Exercise instructions: Take the data that sits below and write it out again exactly.

Provided material:
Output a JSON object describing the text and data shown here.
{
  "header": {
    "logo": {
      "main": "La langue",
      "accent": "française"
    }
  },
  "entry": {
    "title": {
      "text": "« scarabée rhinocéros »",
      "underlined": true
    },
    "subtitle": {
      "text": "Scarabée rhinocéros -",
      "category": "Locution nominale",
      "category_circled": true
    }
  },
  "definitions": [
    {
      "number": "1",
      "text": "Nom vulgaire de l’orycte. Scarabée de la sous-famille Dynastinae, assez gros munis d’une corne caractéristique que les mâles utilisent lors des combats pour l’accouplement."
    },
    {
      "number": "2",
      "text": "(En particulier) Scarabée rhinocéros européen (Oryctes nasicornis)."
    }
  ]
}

Solution to the problem:
Output a JSON object describing the text and data shown here.
{
  "header": {
    "logo": {
      "main": "La langue",
      "accent": "française"
    }
  },
  "entry": {
    "title": {
      "text": "« scarabée rhinocéros »",
      "underlined": true
    },
    "subtitle": {
      "text": "Scarabée rhinocéros -",
      "category": "Locution nominale",
      "category_circled": true
    }
  },
  "definitions": [
    {
      "number": "1",
      "text": "Nom vulgaire de l’orycte. Scarabée de la sous-famille Dynastinae, assez gros munis d’une corne caractéristique que les mâles utilisent lors des combats pour l’accouplement."
    },
    {
      "number": "2",
      "text": "(En particulier) Scarabée rhinocéros européen (Oryctes nasicornis)."
    }
  ]
}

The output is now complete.